The practice of female genital mutilation (FGM) has proved remarkably tenacious, despite attempts spanning nearly a century to eliminate it. Nevertheless, a number of countries have seen some declines in the practice – at least up until the COVID-19 pandemic, the impact of which is yet to be fully understood. Other changes in FGM are also evident. These include shifts in attitudes and in the ways the procedure is being carried out.
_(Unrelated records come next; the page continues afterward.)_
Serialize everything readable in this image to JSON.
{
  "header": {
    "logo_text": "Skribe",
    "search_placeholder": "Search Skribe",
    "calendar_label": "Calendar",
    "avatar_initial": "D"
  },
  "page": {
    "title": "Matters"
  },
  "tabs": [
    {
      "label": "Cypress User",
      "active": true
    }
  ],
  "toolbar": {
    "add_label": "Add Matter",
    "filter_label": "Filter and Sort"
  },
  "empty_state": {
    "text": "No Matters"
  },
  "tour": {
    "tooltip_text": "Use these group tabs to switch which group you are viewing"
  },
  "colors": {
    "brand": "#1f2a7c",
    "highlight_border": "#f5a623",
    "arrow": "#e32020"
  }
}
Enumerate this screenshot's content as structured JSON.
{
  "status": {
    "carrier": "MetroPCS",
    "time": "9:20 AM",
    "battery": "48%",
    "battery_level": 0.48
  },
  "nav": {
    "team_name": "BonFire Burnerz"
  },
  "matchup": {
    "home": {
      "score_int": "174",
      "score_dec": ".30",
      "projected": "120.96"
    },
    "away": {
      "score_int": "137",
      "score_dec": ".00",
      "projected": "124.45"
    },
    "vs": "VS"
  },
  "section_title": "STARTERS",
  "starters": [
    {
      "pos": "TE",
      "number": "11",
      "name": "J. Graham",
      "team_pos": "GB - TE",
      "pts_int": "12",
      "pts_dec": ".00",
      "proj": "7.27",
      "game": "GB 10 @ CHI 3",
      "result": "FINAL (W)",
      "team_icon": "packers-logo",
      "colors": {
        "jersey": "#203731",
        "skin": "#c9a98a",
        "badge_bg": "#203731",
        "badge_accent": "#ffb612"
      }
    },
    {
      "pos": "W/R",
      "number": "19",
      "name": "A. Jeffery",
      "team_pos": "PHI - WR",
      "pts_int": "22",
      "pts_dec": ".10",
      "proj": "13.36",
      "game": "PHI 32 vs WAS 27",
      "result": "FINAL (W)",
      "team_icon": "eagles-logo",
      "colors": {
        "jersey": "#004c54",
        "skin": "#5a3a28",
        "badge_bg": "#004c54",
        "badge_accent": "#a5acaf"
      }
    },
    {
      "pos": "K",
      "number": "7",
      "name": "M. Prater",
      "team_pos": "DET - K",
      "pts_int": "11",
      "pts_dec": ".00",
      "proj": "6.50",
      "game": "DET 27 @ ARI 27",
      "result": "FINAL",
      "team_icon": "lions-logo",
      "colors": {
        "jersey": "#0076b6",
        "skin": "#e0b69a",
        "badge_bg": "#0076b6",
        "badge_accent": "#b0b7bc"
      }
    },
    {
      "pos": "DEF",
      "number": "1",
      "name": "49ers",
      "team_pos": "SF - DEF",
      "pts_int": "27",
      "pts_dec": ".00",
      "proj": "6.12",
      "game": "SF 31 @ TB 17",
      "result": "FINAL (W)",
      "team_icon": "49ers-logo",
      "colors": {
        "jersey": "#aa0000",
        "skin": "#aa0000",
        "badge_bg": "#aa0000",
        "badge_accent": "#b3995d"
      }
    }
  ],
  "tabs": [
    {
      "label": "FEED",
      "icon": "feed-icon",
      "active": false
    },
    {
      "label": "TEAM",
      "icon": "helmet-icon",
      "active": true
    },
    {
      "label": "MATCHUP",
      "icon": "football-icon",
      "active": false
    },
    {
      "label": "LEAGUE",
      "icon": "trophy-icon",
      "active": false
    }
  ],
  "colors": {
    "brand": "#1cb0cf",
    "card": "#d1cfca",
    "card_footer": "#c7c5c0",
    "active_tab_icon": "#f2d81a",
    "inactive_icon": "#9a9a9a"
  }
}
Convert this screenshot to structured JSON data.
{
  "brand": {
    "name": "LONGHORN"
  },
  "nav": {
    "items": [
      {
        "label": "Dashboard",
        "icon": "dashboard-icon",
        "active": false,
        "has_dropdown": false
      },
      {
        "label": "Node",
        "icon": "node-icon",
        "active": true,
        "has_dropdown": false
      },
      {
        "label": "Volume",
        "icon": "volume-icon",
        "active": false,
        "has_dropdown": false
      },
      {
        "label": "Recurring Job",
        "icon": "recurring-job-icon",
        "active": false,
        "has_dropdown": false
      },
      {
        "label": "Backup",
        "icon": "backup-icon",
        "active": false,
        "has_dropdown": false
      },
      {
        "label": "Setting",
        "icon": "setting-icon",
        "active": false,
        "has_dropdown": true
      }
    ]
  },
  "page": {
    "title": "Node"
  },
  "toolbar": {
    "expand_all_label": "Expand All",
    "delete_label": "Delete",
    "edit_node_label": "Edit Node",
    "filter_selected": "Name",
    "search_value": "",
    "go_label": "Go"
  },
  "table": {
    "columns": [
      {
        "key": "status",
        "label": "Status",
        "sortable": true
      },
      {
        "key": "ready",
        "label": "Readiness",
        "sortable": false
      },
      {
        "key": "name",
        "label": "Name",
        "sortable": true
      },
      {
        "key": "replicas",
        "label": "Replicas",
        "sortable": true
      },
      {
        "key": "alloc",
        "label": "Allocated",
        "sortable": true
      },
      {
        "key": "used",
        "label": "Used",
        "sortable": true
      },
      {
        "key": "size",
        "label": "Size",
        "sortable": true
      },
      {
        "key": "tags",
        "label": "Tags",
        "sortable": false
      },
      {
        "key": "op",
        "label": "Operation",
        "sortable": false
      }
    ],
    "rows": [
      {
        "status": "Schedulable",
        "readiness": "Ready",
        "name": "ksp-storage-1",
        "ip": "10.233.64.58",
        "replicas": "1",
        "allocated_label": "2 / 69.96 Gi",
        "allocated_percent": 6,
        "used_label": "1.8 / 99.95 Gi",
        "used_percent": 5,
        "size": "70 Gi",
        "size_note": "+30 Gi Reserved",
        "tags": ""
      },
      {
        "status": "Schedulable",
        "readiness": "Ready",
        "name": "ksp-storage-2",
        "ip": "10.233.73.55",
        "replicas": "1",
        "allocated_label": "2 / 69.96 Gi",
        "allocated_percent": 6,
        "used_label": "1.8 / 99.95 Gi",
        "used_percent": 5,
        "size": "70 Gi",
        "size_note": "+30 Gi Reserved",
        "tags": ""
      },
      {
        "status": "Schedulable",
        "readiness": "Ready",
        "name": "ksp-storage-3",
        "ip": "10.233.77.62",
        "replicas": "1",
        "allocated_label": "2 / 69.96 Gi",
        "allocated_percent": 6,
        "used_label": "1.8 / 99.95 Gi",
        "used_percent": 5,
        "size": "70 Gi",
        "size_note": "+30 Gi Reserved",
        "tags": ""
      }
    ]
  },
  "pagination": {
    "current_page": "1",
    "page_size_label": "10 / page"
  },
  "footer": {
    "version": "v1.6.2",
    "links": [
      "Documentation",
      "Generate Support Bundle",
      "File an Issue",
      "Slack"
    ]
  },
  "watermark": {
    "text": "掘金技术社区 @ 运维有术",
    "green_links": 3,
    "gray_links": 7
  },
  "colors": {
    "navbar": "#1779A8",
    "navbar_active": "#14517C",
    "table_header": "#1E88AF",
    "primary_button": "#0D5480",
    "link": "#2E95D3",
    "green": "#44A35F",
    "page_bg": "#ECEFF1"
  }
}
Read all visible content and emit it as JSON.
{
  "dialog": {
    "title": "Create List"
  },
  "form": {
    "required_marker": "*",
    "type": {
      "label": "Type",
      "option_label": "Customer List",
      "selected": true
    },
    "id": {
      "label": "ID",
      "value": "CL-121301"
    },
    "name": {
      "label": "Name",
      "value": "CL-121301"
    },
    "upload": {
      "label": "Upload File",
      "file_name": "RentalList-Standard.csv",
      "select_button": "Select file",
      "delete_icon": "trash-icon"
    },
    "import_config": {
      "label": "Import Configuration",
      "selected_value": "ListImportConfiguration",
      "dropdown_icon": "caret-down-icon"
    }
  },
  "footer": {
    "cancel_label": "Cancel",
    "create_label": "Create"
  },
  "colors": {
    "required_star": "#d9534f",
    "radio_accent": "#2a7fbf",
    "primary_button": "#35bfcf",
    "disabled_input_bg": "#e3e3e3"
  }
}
As the world rallies to accelerate progress against FGM, understanding what drives change in how people think about the practice and act is key to its elimination. Education is one such driver. It is an important mechanism to increase awareness of the dangers of FGM and of groups that do not practise it. Education also fosters questioning and discussion and provides opportunities for individuals to take on social roles that are not dependent on the practice of FGM for acceptance.